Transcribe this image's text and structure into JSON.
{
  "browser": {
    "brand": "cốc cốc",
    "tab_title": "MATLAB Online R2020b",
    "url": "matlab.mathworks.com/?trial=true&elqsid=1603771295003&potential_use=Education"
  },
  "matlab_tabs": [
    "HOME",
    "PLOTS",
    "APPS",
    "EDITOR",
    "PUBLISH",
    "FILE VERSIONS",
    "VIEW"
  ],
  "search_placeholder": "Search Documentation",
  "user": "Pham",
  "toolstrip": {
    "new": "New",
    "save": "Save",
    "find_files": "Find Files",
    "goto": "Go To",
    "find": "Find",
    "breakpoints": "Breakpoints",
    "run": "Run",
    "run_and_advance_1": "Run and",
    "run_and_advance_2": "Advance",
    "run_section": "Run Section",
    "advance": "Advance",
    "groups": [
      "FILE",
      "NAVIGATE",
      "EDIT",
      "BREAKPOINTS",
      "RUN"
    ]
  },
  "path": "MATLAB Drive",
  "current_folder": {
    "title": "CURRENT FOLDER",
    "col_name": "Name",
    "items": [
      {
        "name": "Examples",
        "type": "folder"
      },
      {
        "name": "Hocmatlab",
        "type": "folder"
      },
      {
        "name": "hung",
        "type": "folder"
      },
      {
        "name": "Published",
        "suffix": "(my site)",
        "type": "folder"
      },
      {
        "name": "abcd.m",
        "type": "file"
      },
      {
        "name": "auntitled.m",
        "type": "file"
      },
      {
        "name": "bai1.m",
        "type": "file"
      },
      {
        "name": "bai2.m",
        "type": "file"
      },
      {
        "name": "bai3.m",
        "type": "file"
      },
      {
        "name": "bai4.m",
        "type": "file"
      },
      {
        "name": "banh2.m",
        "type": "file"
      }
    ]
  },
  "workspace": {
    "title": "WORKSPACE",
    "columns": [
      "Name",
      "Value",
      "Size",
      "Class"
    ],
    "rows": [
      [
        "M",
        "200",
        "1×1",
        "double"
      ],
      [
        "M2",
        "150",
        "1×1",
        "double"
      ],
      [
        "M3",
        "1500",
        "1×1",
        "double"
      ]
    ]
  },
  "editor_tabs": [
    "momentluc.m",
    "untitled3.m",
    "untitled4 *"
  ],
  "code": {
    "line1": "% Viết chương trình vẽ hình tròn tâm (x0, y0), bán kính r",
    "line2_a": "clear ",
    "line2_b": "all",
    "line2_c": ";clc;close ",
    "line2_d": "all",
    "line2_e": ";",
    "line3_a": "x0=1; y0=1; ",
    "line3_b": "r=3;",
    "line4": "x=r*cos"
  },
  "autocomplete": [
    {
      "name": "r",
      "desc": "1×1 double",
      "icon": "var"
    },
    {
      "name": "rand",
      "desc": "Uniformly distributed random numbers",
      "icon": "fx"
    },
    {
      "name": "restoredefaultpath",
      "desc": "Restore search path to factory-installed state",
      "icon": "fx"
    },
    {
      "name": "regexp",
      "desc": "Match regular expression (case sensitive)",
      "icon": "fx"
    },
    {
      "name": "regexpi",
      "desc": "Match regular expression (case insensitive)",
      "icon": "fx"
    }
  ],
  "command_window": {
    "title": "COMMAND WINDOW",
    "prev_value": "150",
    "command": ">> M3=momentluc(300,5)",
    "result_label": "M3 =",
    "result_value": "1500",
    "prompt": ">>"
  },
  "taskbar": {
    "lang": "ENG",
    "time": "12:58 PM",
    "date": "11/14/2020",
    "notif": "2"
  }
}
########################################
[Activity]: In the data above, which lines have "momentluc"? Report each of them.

[Output for this task]:
    "momentluc.m",
    "command": ">> M3=momentluc(300,5)",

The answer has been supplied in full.